Engagements - First Real Shoot

Discussion in 'People Photography' started by MelodySoul, Oct 15, 2008.

  1. MelodySoul

    MelodySoul TPF Noob!

    Joined:
    Jun 9, 2008
    Messages:
    308
    Likes Received:
    2
    Location:
    ON, Canada
    Can others edit my Photos:
    Photos OK to edit
    So I had my first real shoot last weekend, doing some engagement photos for good friends of mine. It was a very bright day so I did the best I could with the lighting challenges. C&C welcome.

    1.
    [​IMG]

    2.
    [​IMG]

    3.
    [​IMG]

    4.
    [​IMG]

    5.
    [​IMG]

    6.
    [​IMG]
     
    Last edited: Oct 15, 2008
  2. tirediron

    tirediron Watch the Birdy! Staff Member Supporting Member

    Joined:
    Jul 8, 2005
    Messages:
    37,337
    Likes Received:
    10,648
    Location:
    Victoria, BC
    Can others edit my Photos:
    Photos OK to edit
    Nice work; C&C per req:

    1. Nice pose, but somewhat under-exposed. Judging by the light on the trees you had a bright background. Some diffuse fill light about about knee-level aimed up would have evened up the exposure nicely. I'd suggest a slight levels and curves, and perhaps a wee WB adjustment.

    2. Nice idea, but I think it would have been better to have it held out further from the body; there's a bit of cuff which is slightly distracting to image right.

    3. Nice pose, great expressions, but your conversion is overly mid-tone rich. There's lots of grey, but precious little black or white. Again I'm thinking the bright sky played with your exposure. When shooting this kind of one-chance only scene, it's always best to shoot a grey card for exposure reference and a white one for WB reference (You can use a grey for both, but I prefer to shoot one of each).

    4. Nicely done, just a touch under-exposed.

    5. Good.

    6. Again good pose, but see comments for #3 re exposure and conversion.

    Overall, you've got some really nice poses, but your images are suffering from exposure issues. As I mentioned frequent use of white & grey cards will help minimize many of these problems, as will the use of fill-lights and/or reflectors to even up exposures. Also try and avoid metering areas with bright highlights (#1) as these tend to play havoc with matrix/wide area metering.

    Just my $00.02 worth - your mileage may vary.

    ~John
     
  3. MelodySoul

    MelodySoul TPF Noob!

    Joined:
    Jun 9, 2008
    Messages:
    308
    Likes Received:
    2
    Location:
    ON, Canada
    Can others edit my Photos:
    Photos OK to edit
    Thanks for the advice.

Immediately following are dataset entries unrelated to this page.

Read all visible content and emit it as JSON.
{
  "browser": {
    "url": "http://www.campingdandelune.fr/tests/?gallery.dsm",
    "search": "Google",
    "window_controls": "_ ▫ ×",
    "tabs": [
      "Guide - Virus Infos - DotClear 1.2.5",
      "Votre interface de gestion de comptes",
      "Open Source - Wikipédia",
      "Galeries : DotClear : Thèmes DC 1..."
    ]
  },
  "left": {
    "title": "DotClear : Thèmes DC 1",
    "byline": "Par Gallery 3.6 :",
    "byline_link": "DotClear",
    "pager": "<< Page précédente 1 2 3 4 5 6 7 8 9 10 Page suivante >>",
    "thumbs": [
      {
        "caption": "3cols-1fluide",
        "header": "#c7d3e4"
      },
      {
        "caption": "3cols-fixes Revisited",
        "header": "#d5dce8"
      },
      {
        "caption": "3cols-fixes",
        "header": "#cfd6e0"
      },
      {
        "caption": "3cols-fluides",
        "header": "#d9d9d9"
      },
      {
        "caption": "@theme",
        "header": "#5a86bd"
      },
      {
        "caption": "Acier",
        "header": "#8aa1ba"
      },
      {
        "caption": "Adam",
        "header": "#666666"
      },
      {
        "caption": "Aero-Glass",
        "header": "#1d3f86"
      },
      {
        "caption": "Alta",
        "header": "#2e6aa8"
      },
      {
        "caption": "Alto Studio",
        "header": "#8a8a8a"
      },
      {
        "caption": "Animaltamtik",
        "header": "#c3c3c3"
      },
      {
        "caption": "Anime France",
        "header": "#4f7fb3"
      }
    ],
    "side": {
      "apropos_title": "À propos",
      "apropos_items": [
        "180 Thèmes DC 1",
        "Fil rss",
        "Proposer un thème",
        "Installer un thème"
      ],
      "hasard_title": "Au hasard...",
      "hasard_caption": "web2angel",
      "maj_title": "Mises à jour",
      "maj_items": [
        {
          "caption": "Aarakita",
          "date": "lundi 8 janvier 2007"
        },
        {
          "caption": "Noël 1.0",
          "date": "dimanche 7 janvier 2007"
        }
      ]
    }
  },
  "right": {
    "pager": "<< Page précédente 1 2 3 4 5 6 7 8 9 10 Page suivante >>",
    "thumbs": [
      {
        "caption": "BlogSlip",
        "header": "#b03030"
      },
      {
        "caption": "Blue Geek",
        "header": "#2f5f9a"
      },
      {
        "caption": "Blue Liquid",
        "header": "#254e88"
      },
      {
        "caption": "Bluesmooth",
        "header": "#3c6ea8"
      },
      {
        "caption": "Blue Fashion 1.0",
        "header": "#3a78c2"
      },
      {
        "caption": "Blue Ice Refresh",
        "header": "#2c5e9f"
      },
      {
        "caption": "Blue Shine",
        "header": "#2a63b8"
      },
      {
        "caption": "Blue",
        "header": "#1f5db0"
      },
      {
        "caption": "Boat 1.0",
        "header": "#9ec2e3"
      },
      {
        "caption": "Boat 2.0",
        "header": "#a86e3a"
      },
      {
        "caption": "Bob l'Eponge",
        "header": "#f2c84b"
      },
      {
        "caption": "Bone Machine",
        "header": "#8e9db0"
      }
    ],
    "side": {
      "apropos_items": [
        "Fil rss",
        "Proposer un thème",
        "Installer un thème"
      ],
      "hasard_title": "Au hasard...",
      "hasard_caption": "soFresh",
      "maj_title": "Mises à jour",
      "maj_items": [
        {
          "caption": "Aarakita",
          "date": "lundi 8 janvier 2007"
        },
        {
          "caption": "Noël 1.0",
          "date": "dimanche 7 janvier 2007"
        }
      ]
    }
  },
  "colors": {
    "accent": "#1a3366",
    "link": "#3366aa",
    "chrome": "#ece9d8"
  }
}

I actually did a few using reflectors but it was my first time using them and I'm not sure they came out so great either
    (maybe too bright?). I even brought my grey card too but totally forgot to use it (like I said first time out...lol). I will work on the B&W conversions. Thanks again!
     
  4. DRATOM

    DRATOM TPF Noob!

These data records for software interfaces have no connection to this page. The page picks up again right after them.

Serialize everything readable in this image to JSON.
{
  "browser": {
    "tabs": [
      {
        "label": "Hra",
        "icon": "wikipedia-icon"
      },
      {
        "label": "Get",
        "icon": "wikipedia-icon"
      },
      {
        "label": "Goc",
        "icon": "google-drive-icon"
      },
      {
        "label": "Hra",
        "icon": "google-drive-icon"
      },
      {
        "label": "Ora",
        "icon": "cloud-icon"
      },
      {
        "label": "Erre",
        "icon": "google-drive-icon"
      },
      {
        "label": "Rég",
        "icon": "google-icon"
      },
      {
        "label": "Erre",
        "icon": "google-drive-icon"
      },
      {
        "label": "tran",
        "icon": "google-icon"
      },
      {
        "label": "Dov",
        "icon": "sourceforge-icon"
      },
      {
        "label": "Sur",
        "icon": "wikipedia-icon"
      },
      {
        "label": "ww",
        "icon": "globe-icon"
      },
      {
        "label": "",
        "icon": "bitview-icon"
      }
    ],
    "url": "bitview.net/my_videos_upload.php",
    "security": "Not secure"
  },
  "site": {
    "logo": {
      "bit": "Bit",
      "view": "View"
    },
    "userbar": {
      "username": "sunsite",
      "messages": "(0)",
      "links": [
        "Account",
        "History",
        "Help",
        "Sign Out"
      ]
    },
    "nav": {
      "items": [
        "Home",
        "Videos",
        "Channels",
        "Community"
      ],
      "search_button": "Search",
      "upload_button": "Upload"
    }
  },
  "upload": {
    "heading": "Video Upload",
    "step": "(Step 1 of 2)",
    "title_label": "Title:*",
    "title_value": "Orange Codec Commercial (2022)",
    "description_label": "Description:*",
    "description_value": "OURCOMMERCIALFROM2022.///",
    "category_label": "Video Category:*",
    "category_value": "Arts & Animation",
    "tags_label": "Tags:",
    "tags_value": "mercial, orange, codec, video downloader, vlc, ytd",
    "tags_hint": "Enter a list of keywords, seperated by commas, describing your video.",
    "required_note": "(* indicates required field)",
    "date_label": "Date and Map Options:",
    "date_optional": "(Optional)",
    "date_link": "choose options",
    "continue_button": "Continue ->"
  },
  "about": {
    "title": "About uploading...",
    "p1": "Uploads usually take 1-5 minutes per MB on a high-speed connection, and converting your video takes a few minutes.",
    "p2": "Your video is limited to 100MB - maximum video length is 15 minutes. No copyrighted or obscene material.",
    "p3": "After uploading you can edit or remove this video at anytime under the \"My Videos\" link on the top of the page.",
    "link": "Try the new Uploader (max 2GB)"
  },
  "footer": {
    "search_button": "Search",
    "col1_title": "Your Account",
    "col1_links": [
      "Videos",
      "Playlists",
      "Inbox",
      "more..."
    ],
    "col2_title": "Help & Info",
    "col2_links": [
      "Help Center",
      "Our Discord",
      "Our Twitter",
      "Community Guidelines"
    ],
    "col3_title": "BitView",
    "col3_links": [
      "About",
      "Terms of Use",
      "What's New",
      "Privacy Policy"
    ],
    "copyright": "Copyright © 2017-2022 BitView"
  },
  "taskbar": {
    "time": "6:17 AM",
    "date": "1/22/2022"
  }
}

    Joined:
    Aug 25, 2006
    Messages:
    165
    Likes Received:
    0
    Location:
    DFW
    Can others edit my Photos:
    Photos OK to edit
    I like #4. Nicely composed image. Maybe slightly under exposed. Probably due to the sunlight coming through the top of the archway onto the leaves. Were you in matrix metering? A little PP work could help a lot of these images.

    I think tirediron got it covered. No need for me to repeat.

    Thanks for sharing, and keep at it.

    Its a small image so not much can be done. This is a simple quick edit. Hope it helps

    [​IMG]
     
    Last edited: Oct 15, 2008
  5. MelodySoul

    MelodySoul TPF Noob!

    Joined:
    Jun 9, 2008
    Messages:
    308
    Likes Received:
    2
    Location:
    ON, Canada
    Can others edit my Photos:
    Photos OK to edit
    Erm...I'm embarassed to admit that I don't know what that means. :blushing:

    I really like the edit, what did you do?
     
  6. DRATOM

    DRATOM TPF Noob!

    Joined:
    Aug 25, 2006
    Messages:
    165
    Likes Received:
    0
    Location:
    DFW
    Can others edit my Photos:
    Photos OK to edit
    Matrix metering, AKA evaluative metering, AKA honeycomb metering, AKA segment metering, AKA multi-zone metering is where the camera measures the light intensity in multiple parts of the scene, and then takes that information to find the settings the camera believes will be the best exposure. Basically gives you an average exposure for the entire image.

    What I did was take your image and make a few layers with different intensities and combined them to try and bring out a few of the better features of the image.

    Keep shooting! Keep posting! Ansel Adams said, "The first 10,000 are just practice." I have about 9,500 more to go my self :wink:
     

Share This Page